[What is needed]: Output the listing below verbatim, from its first line to its last.

[Provided data]:
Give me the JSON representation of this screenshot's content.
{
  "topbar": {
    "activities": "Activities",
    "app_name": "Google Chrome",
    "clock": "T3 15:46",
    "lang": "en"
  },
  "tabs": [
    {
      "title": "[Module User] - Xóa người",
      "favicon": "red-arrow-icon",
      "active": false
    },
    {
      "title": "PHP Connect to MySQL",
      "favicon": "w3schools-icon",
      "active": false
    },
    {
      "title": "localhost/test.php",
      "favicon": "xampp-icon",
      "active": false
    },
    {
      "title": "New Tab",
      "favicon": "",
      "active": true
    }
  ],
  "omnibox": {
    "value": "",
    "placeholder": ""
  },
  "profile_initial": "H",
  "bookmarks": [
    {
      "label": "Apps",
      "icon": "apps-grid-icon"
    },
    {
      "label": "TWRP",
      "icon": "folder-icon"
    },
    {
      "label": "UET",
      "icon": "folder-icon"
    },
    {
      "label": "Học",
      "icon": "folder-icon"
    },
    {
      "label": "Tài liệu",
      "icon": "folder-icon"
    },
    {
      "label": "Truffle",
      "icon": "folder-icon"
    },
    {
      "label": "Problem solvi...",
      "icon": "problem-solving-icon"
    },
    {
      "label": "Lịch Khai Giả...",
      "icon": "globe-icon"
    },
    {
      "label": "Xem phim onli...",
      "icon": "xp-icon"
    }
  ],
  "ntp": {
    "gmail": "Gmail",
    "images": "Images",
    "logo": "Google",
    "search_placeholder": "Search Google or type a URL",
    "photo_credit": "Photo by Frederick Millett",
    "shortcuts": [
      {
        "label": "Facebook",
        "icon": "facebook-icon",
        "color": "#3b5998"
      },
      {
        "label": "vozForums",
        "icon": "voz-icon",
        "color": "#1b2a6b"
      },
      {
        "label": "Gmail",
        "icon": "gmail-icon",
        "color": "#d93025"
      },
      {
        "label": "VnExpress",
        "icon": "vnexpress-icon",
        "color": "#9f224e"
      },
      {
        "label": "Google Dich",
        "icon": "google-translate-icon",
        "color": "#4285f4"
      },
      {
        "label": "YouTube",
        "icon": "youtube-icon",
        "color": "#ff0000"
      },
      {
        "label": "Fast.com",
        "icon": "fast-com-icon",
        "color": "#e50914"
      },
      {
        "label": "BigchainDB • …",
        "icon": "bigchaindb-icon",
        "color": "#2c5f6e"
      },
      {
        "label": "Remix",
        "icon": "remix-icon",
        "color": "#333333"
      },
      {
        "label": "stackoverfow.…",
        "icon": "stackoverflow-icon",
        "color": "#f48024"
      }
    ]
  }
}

[Solution below]:
Give me the JSON representation of this screenshot's content.
{
  "topbar": {
    "activities": "Activities",
    "app_name": "Google Chrome",
    "clock": "T3 15:46",
    "lang": "en"
  },
  "tabs": [
    {
      "title": "[Module User] - Xóa người",
      "favicon": "red-arrow-icon",
      "active": false
    },
    {
      "title": "PHP Connect to MySQL",
      "favicon": "w3schools-icon",
      "active": false
    },
    {
      "title": "localhost/test.php",
      "favicon": "xampp-icon",
      "active": false
    },
    {
      "title": "New Tab",
      "favicon": "",
      "active": true
    }
  ],
  "omnibox": {
    "value": "",
    "placeholder": ""
  },
  "profile_initial": "H",
  "bookmarks": [
    {
      "label": "Apps",
      "icon": "apps-grid-icon"
    },
    {
      "label": "TWRP",
      "icon": "folder-icon"
    },
    {
      "label": "UET",
      "icon": "folder-icon"
    },
    {
      "label": "Học",
      "icon": "folder-icon"
    },
    {
      "label": "Tài liệu",
      "icon": "folder-icon"
    },
    {
      "label": "Truffle",
      "icon": "folder-icon"
    },
    {
      "label": "Problem solvi...",
      "icon": "problem-solving-icon"
    },
    {
      "label": "Lịch Khai Giả...",
      "icon": "globe-icon"
    },
    {
      "label": "Xem phim onli...",
      "icon": "xp-icon"
    }
  ],
  "ntp": {
    "gmail": "Gmail",
    "images": "Images",
    "logo": "Google",
    "search_placeholder": "Search Google or type a URL",
    "photo_credit": "Photo by Frederick Millett",
    "shortcuts": [
      {
        "label": "Facebook",
        "icon": "facebook-icon",
        "color": "#3b5998"
      },
      {
        "label": "vozForums",
        "icon": "voz-icon",
        "color": "#1b2a6b"
      },
      {
        "label": "Gmail",
        "icon": "gmail-icon",
        "color": "#d93025"
      },
      {
        "label": "VnExpress",
        "icon": "vnexpress-icon",
        "color": "#9f224e"
      },
      {
        "label": "Google Dich",
        "icon": "google-translate-icon",
        "color": "#4285f4"
      },
      {
        "label": "YouTube",
        "icon": "youtube-icon",
        "color": "#ff0000"
      },
      {
        "label": "Fast.com",
        "icon": "fast-com-icon",
        "color": "#e50914"
      },
      {
        "label": "BigchainDB • …",
        "icon": "bigchaindb-icon",
        "color": "#2c5f6e"
      },
      {
        "label": "Remix",
        "icon": "remix-icon",
        "color": "#333333"
      },
      {
        "label": "stackoverfow.…",
        "icon": "stackoverflow-icon",
        "color": "#f48024"
      }
    ]
  }
}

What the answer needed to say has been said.